by Georgi Gotev
Helping Ukraine against the aggressor is a duty for all Europeans but there is a fine line between assisting Kyiv and waging war by proxy against Vladimir Putin, who has a nuclear button.
The Ramstein meeting in late April marked a turn in the Western approach vis-a-vis the war we thought Ukraine would lose in just a few days. But Ukraine is fighting heroically, and Western military aid is proving effective. Conversely, the Russian army proved to be less potent than we thought.
At Ramstein, the idea that Ukraine could win the war suddenly became mainstream. After that, the US decided to send vast quantities of weapons to Kyiv.
But what does “winning the war” mean?
Possibly there are different views. The US Defence Secretary Lloyd Austin said he wanted to see Russia weakened and unable to recover quickly, so it would no longer be tempted to wage similar military adventures.
There are also different views on whether the war can be extended to Russian territory. State Secretary Anthony Blinken said that, in his opinion, it’s Ukraine’s decision whether or not to strike objectives over the border.
Maybe the US objective is a war which would cripple Russia, or perhaps it is a change of regime. Either way, and whether it is intentional or not, the war is also handicapping the EU.
Clearly, the EU objective should be peace.
But for a peace agreement, there are two main sides – in this case, Ukraine’s Volodymyr Zelenskyy and Russia’s Putin. Facilitators and guarantors are of secondary importance, although the most valuable facilitator and guarantor is the EU.
At the beginning of the conflict, Zelenskyy was ready to recognise Crimea as Russian, give up the objective of NATO membership, and seek territorial adjustments for Donetsk and Luhansk.
Today Zelenskyy’s aides say they want a Nuremberg-type process for Russia after the war, which implies an unlikely capitulation of Moscow. This could not be a base for negotiations.
So the question is: If Washington and Kyiv are at war with Putin, are we, Europeans, in this war as well? Or, to put it otherwise, do we realise what we have embarked on?
Do we realise that the hawks in the Western camp increase the risk of a nuclear option? Russia’s doctrine allows the first use of nukes if the existence of Russia is at stake. Who knows when Putin will decide that the threshold has been crossed?
Pundits believe that on 9 May, Putin will announce that this proxy war is, in fact, a NATO war against Russia. In such a scenario, we will take a big step towards nuclear war.
Only Europeans have the real potential to mediate in peace talks.
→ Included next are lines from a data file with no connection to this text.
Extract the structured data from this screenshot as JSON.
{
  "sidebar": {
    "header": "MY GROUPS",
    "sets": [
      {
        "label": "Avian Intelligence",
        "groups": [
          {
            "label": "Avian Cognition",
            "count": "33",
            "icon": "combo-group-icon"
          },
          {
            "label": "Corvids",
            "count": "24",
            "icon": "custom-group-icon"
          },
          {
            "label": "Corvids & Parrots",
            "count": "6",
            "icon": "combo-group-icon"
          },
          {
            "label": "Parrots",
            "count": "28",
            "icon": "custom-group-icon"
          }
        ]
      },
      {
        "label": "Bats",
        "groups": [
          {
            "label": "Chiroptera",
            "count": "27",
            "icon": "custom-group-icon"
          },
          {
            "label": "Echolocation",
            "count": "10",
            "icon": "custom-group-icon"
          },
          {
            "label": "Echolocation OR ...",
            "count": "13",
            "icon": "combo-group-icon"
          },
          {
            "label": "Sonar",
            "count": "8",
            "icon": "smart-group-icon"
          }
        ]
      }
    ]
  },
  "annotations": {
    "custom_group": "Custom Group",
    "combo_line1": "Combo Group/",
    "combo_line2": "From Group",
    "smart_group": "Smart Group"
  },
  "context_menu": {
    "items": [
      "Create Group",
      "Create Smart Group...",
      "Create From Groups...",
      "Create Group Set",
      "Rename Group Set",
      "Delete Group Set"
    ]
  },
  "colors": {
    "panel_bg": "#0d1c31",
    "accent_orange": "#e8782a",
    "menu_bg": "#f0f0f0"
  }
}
Lavrov mentioned that lifting sanctions should be part of such agreement, and for such decisions, Turkey’s Recep Tayyip Erdogan is not the right interlocutor, despite his ambitions to be a facilitator.
Only European leaders, and specifically France’s Emmanuel Macron, can have the ear of Putin, even if talks held so far have failed.
While the US supplies heavy weapons and provides intelligence to Kyiv, the EU should have a completely different approach. The EU should concentrate on the effort to address the humanitarian catastrophe, stop the war, and reach a peace agreement.
This effort must continue regarding the supply of weapons to Kyiv by a number of EU countries. But there should be an important conditionality: the readiness of the Ukrainian leadership to engage in peace negotiations.
Ukraine’s ambition to join the EU is genuine, and it would be a massive asset for the EU. Thanks to this ambition, the EU possesses the leverage to stop the war and avoid the risk of a nuclear holocaust.
But maybe it doesn’t know it yet.
*first published in: www.euractiv.com